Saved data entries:
⟨
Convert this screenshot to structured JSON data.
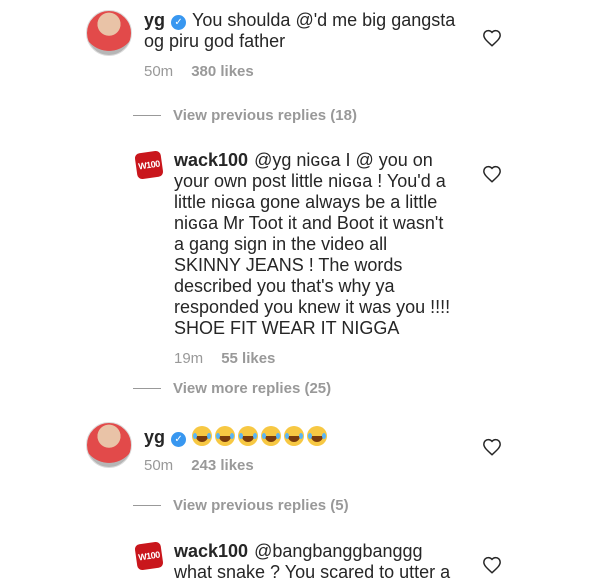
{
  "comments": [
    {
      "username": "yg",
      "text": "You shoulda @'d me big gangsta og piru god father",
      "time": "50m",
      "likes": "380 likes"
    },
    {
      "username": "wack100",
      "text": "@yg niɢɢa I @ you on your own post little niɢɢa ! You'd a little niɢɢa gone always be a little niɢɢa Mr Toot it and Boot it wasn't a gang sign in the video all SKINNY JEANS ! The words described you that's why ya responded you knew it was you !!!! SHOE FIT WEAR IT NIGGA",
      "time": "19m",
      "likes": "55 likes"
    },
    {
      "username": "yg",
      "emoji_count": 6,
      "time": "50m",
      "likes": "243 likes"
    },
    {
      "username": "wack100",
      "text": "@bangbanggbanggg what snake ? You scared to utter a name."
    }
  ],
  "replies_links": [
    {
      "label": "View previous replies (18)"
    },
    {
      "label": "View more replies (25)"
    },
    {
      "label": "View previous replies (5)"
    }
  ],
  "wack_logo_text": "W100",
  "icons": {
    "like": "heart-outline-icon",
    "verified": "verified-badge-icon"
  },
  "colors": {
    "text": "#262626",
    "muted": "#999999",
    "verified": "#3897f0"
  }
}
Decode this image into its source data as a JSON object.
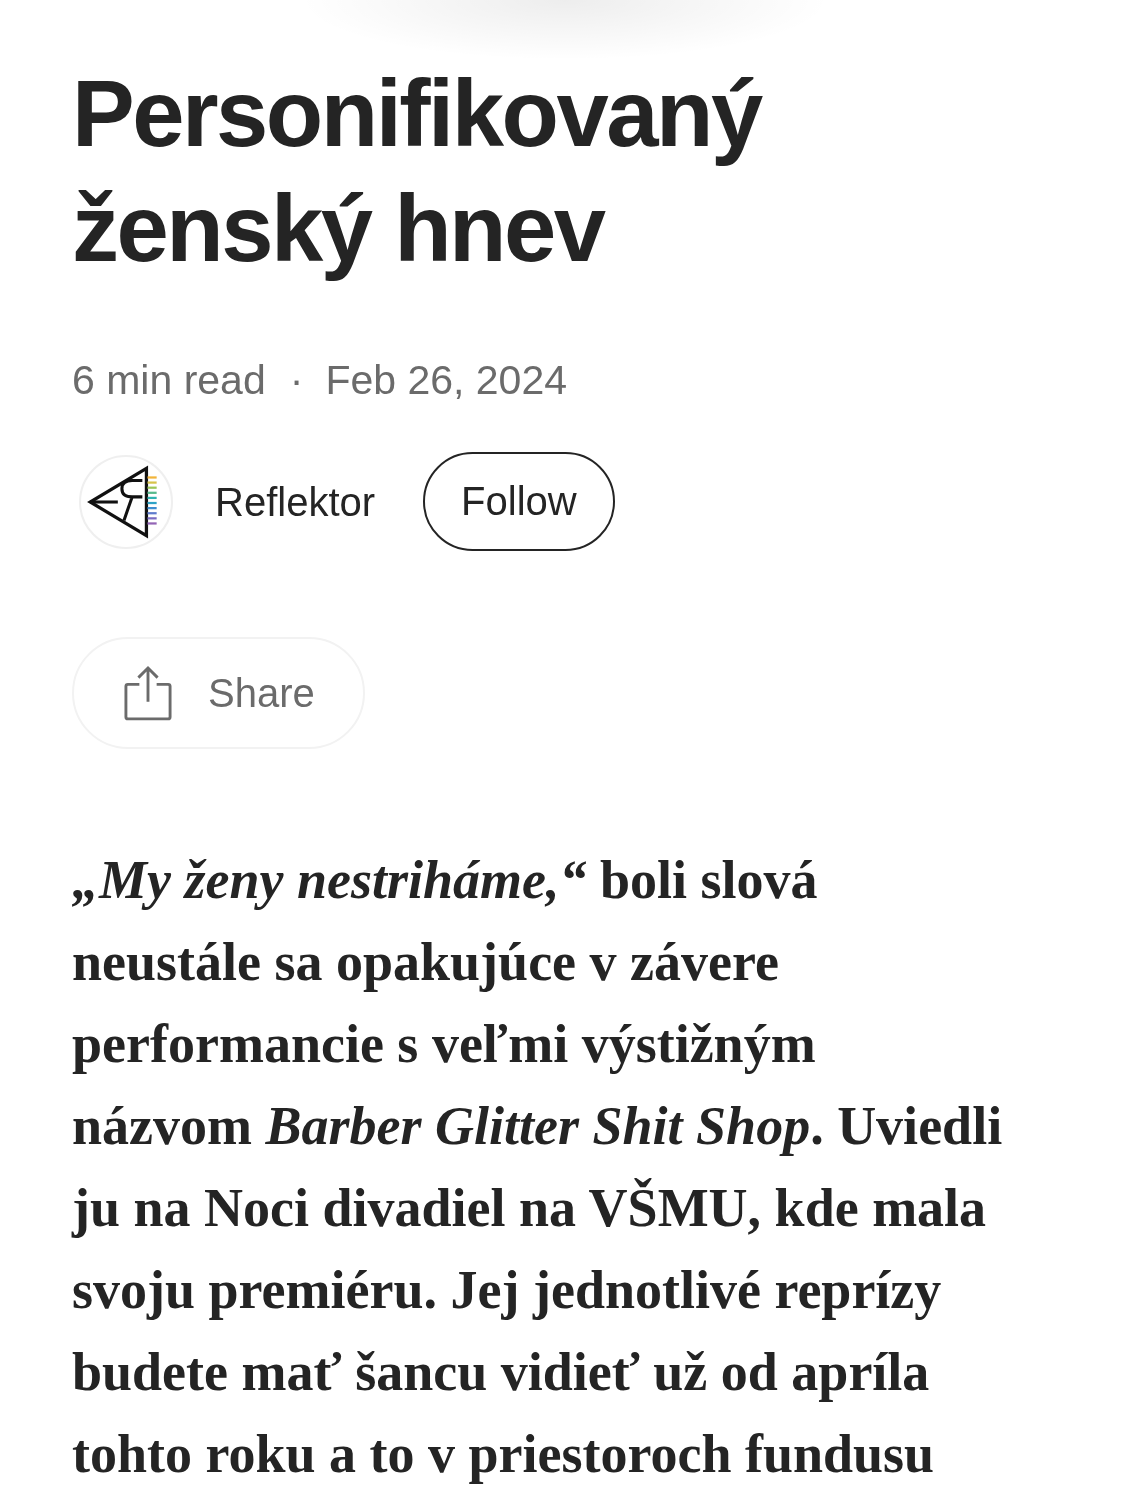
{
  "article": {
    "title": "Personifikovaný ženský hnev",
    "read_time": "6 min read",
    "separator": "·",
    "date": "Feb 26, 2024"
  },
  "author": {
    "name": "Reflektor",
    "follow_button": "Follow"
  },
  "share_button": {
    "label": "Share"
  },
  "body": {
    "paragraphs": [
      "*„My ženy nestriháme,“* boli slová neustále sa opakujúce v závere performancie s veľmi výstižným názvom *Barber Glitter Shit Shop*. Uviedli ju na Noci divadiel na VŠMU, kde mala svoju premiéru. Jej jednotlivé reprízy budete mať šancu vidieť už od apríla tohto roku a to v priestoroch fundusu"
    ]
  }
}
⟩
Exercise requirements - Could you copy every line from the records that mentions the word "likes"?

Written response -
      "likes": "380 likes"
      "likes": "55 likes"
      "likes": "243 likes"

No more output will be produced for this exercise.